Ldap Admin is free Win32 administration tool for LDAP directory management. This application lets you browse, search, modify, create and delete objects on LDAP server. It also supports more complex operations such as directory copy and move between remote servers and extends the common edit functions to support specific object types (such as groups and accounts).

You can use it to manage Posix groups and accounts, Samba accounts and it even includes support for Postfix MTA. Ldap Admin is free Open Source software distributed under the GNU General Public License.

Configuration

It is time to configure the pfSense. I will skip all the steps described in the previous posts. You can find them here:

pfSense 2.0 RC1 configuration of OpenVPN Server for Road Warrior with TLS and User Authentication

OpenVPN with LDAP authentication on pfSense 2.0 RC1

Now let’s get straight to System > User Manager and on the Servers leaf.

Hostname or IP address: this it the address of the CentOS server

Base DN: this is the domain name

Authentication container: after insterted the Bind credentials, it was visible, but when I’ve click on the Save button, nothing happen. So I’ve typed it in manually.

Bind Credentials: enter User DN and Password. , I’ve tested it and with Use anonymous binds to resolve distinguished names, it works also.

Group Member Attribute: you can modify this with the Uid=%s, if you need.

Testing

Just for reference this is my test user.

After preforming the OpenVPN configuration, enter the user name and the password.

If everything is OK, you should be successfully connected and see something similar in the OpenVPN logs:

You can also test the connection using the Diagnostics > Authentication, Select the Authentication Server, in my case the CentOS OpenLDAP connection is named Test. Enter Username and Password, and see the result.

If you get error, you can check the Status> System Logs on the System leaf for errors.

I’ve got this error when the CentOS server was turn off.

Issues

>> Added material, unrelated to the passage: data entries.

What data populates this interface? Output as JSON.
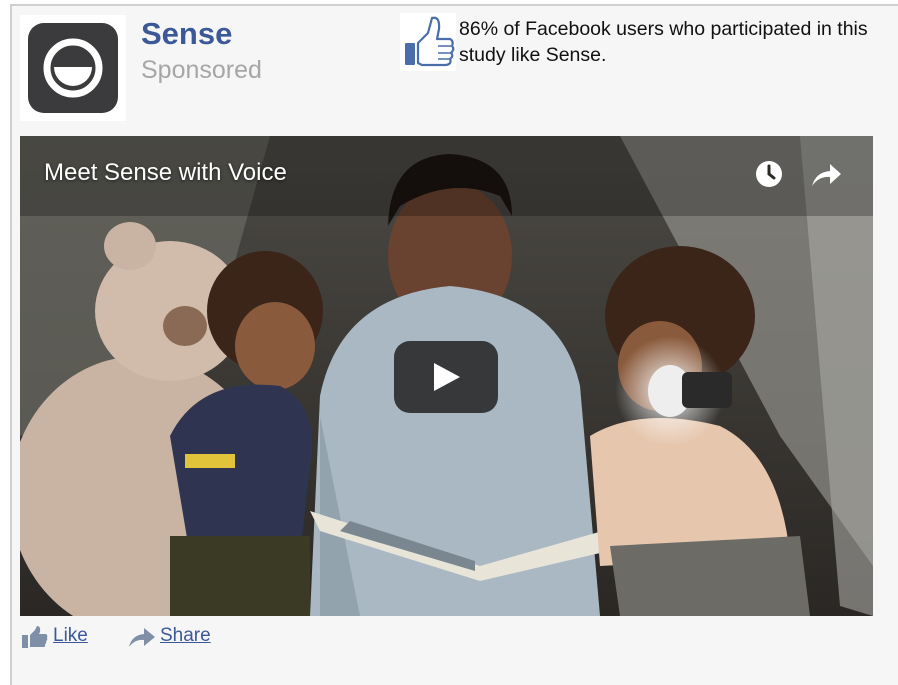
{
  "ad": {
    "brand_name": "Sense",
    "sponsored_label": "Sponsored",
    "logo_icon": "sense-logo-icon",
    "like_stat": {
      "icon": "thumbs-up-icon",
      "text": "86% of Facebook users who participated in this study like Sense."
    }
  },
  "video": {
    "title": "Meet Sense with Voice",
    "controls": {
      "watch_later_icon": "clock-icon",
      "share_icon": "share-arrow-icon",
      "play_icon": "play-icon"
    }
  },
  "actions": {
    "like_label": "Like",
    "share_label": "Share"
  },
  "colors": {
    "brand_blue": "#3b5998",
    "muted_gray": "#a6a6a6",
    "card_background": "#f6f6f6"
  }
}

The issues that I faced was the problem with selecting the OU in which my users resides. Hope this will be fixed in future versions. On the CentOS side the problems were releted with the changes of OpenLDAP in the 6.0 version.

Conclusion

That’s it. Thank you for reading.